Table 1: Chris Perez Rankings

Table 2: 2010 AL Statistics through September 14, 2010

Table 3: AL Statistics through September 14, 2010

From examining Table 3, we can see that Perez has the most inherited runners with 30, which is due to the fact that he spent time in the set-up role for part of 2010.  Perez only allowed 7 of the 30 inherited runners to score (23%) which may be a sign that he is able to pitch effectively in high leverage situations.  Out of Chris Perez' 59 appearances, he only allowed an earned run in 6 of those appearances (~10%) which is good for second on the list.  Chris Perez has held the opposition scoreless 88% of his 59 appearances which puts him 2nd on the list. 

One may reach the conclusion that based on the fact that Perez has been effective when entering games with men on base (23% IR) and the amount of scoreless appearances by Chris Perez (88% [52 out of 59 appearances]) that Perez is ready to pitch in "important" games but to be considered a dominant closer as soon as the Indians middle relief begins to get the ball to him to shut the door.

You'll notices the last column on Table 3 showing a thread of numbers 4,4,3,3,2,... this represents the number of earned runs given up >1 run. 

Although this data is presented highlighting Chris Perez, I have provided the following link to allow anyone to manipulate the data.  https://spreadsheets.google.com/ccc?key=t8RIwMpV2WPB2-mwZe82a1Q&authkey=CKqDoZwG&hl=en#gid=0
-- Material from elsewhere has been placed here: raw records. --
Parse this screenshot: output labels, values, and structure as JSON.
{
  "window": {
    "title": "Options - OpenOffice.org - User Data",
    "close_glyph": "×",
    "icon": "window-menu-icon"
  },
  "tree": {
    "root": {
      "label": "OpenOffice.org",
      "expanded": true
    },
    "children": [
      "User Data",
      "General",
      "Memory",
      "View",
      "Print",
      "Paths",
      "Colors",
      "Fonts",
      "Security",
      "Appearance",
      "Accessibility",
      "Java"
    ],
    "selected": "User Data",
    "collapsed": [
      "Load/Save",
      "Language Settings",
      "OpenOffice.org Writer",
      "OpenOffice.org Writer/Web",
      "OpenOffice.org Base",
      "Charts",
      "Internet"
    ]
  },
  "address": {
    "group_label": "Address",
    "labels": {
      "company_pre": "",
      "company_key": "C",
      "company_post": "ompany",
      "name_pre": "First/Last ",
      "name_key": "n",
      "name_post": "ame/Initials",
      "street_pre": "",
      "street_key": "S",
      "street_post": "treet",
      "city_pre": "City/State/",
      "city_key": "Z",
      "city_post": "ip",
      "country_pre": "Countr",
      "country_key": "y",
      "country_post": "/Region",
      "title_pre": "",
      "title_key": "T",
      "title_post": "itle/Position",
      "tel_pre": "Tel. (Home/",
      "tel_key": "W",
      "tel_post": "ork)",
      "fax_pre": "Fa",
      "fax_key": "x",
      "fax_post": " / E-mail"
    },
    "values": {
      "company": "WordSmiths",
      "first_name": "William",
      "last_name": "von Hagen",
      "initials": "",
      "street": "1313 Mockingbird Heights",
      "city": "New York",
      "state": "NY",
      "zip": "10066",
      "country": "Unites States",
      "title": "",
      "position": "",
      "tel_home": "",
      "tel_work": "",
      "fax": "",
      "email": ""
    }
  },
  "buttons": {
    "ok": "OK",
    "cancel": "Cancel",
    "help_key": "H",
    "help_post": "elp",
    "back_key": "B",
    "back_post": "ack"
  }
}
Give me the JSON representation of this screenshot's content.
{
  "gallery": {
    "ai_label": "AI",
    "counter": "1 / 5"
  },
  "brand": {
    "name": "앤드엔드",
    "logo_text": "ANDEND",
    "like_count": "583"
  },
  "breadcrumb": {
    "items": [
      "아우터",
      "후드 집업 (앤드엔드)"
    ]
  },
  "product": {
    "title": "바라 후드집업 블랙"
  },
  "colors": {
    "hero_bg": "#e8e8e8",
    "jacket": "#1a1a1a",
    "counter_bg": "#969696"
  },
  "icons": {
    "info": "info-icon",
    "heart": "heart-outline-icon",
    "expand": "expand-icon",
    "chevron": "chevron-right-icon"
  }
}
Tuesday, September 14, 2010

Josh Tomlin vs Los Angeles Angels (September 8th and 14th, 2010)

On September 8, 2010, Josh Tomlin and the Cleveland Indians took on the Los Angeles Angels of Anaheim in a 7:00 EST start.  If you are like me, a baseball junkie, you were happy to have an early evening to conclude the West Coast Trip. after several late nights  Of course, the game ended up going 16 innings and ending with a Tribe loss 4-3 on a sac fly after the calender had flipped to September 9, 2010 on the East Coast.  Tomlin would have an opportunity to face the Angels again last evening (September 14, 2010) in Cleveland.

The lineups were essentially the same for both Tomlin starts, with the only difference being Howie Kendrick and Hideki Matsui  rather than Kevin Frandsen and Reggie Willits.  Let's take a look at how Tomlin approached each starts.
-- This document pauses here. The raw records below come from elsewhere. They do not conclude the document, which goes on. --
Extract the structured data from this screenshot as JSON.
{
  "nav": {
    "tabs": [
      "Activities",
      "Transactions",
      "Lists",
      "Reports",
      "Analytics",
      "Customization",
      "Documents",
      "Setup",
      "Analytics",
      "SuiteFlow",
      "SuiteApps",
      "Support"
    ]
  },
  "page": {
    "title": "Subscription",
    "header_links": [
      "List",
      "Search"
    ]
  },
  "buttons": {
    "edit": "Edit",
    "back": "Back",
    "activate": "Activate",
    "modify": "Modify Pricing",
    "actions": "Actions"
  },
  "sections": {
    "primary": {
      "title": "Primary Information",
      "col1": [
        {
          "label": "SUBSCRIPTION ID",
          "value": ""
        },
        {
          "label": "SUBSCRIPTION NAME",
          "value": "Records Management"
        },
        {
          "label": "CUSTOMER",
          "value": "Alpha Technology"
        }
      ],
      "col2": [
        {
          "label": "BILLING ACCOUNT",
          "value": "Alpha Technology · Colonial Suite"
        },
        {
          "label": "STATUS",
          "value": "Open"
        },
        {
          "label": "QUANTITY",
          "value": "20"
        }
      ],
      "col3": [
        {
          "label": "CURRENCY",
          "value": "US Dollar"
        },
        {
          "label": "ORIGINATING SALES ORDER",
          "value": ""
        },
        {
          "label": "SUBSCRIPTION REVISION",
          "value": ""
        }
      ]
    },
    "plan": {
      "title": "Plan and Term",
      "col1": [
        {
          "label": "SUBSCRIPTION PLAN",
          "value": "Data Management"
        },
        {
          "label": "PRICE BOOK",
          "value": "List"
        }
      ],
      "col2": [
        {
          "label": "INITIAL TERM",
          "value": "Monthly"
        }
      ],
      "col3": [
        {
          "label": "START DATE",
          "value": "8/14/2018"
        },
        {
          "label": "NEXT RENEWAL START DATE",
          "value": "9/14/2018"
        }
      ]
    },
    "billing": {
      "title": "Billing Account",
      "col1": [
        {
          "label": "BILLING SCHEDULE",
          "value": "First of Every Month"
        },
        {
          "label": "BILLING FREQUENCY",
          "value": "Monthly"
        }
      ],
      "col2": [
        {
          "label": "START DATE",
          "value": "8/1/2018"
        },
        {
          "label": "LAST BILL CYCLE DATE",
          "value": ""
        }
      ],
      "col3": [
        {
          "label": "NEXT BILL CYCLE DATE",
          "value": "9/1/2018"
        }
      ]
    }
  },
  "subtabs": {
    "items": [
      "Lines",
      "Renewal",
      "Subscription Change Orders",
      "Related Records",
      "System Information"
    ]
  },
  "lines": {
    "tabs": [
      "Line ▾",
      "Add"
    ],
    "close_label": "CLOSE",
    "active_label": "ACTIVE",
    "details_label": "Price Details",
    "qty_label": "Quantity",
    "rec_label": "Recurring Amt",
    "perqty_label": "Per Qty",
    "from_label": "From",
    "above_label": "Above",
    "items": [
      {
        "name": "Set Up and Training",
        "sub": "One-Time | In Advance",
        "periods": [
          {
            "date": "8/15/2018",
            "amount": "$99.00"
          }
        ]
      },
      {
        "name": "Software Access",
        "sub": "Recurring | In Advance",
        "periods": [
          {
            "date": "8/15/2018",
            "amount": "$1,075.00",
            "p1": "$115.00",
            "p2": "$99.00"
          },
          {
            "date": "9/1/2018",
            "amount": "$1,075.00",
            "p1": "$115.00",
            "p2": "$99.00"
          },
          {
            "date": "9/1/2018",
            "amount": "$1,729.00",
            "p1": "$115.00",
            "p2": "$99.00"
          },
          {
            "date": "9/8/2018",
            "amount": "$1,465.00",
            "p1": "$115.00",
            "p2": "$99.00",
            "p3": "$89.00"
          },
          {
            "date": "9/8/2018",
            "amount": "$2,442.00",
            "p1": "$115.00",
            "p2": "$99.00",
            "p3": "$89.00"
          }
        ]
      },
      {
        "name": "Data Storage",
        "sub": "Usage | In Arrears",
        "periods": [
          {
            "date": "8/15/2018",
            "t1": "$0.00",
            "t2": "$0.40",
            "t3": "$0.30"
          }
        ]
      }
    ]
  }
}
Tomlins final line on September 8, 2010 was 6 IP, 3 ER, 3 H, 2 BB, 4 K, and he allowed 2 HR. Tomlins final line on September 14, 2010 was 6.2 IP, 3 ER, 7H, 1 BB, 4 K, and he allowed 0 HR.
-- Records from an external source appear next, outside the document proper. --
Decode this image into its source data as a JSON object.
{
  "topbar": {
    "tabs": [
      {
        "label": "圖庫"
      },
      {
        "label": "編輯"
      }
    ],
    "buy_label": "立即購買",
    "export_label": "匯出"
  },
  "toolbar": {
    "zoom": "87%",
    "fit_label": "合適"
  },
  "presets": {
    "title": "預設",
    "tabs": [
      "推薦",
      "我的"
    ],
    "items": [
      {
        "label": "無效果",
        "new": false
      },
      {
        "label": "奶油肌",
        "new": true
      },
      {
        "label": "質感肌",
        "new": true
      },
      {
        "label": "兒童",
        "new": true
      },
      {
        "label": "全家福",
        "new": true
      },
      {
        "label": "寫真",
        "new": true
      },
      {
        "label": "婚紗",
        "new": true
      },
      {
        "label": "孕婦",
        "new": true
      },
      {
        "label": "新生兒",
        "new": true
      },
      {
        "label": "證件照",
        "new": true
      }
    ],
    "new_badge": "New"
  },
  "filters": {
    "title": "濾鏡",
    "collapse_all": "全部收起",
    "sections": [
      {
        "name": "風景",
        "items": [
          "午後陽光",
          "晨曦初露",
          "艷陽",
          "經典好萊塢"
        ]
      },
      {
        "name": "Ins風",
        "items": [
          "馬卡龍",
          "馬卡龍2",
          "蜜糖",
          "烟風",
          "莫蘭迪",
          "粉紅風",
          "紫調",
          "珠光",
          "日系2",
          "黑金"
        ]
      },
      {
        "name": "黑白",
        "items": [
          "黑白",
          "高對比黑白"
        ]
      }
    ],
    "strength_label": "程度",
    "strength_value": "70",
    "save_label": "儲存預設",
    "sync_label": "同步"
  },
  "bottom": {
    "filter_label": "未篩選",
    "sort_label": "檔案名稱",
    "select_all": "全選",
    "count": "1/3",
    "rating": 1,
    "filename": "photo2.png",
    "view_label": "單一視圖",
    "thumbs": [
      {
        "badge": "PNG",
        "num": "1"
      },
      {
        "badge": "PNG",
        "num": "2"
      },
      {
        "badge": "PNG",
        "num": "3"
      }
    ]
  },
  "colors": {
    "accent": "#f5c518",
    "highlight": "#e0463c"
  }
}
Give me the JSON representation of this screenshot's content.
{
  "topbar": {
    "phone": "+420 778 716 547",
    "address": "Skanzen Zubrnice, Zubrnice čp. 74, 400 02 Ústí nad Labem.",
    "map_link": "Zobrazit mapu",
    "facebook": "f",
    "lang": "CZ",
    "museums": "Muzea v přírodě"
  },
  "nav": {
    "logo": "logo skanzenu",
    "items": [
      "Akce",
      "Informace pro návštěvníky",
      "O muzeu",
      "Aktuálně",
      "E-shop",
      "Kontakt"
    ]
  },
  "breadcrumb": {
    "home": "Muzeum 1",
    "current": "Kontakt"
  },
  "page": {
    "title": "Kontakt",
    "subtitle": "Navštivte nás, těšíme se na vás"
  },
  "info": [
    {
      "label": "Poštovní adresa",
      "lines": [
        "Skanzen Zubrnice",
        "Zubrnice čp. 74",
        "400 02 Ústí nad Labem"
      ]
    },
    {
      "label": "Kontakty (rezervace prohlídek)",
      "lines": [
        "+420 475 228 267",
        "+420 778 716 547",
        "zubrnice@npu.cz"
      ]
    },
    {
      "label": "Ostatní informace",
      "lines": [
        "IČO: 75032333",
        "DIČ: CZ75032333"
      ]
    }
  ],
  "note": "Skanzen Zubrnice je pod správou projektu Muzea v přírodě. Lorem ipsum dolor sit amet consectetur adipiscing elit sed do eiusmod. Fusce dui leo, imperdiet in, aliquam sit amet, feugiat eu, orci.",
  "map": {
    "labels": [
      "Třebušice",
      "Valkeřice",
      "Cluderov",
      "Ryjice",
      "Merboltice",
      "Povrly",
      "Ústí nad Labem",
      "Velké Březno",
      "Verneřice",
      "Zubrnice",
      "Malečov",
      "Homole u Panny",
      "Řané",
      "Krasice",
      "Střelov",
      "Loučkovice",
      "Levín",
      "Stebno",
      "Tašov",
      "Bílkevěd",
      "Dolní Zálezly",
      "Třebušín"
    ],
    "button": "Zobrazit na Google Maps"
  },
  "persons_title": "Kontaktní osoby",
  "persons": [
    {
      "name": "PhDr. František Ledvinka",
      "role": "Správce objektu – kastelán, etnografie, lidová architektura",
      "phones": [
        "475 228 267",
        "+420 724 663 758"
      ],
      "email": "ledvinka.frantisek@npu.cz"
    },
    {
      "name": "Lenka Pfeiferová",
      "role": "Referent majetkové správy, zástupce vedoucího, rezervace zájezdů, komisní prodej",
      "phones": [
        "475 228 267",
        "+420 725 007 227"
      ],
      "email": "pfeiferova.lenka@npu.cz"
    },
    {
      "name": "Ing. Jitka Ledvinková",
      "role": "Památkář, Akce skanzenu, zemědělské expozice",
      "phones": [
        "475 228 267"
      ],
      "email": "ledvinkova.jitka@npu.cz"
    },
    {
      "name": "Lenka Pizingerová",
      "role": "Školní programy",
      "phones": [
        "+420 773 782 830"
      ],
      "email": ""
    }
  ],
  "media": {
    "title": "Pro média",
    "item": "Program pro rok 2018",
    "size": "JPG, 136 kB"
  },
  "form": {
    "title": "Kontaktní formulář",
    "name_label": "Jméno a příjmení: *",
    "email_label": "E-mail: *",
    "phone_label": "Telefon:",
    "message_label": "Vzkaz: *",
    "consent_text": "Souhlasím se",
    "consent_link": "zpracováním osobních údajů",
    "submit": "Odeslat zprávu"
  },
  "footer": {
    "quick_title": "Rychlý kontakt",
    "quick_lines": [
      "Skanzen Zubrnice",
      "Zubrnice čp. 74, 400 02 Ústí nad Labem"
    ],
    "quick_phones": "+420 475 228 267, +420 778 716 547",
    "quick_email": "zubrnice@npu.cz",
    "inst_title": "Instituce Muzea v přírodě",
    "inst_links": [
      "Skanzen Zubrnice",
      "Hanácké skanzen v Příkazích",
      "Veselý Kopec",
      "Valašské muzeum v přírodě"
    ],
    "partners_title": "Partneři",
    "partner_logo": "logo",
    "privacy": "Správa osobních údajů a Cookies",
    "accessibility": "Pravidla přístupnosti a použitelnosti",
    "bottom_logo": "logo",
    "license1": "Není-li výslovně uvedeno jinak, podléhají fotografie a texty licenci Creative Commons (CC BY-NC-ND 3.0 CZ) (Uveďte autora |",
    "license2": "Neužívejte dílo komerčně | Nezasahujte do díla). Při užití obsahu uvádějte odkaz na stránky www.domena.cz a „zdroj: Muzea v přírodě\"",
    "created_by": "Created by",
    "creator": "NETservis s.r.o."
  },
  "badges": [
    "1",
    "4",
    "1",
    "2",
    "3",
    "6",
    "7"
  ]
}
On September 8, 2010, Tomlin would work 6 innings and throw 88 pitches.   He would throw 63% (56 pitches) for strikes.  The pitching breakdown was as follows: fastball 50%, the sinker 11.3%, the changeup, the changeup 6.8%, the curveball 9.1%, and the cutter 22.7%.  Tomlin would have a swing and a miss of 7.9% and he would get the majority of the swing and misses on his cutter.

On September 14, 2010, Tomlin would work 6.2 innings and throw 100 pitches.  He would throw 66% (66 pitches) for strikes.   The pitching breakdown was as follows: fastball 38%, the sinker 22%, , the changeup 9%, the curveball 12%, and the cutter 19%.  Tomlin would have a swing and a miss of 7% and like his last start versus the Angels,  hewould get the majority of the swing and misses on his cutter.

As evident by the similar swing and miss percentage, Tomlin wasn't any more crafty on the September 14th start compared to the September 8th start.   It appears as if the biggest change between the first start and the second start was in the amount of fastballs thrown,  Tomlin was able to keep the Angel hitters (and arguably a better lineup) off balance by  attacking the same lineup with a different arsenal.   Tomlin was rewarded with a victory when his bullpen was able to keep the lead and the Indians won 4-3.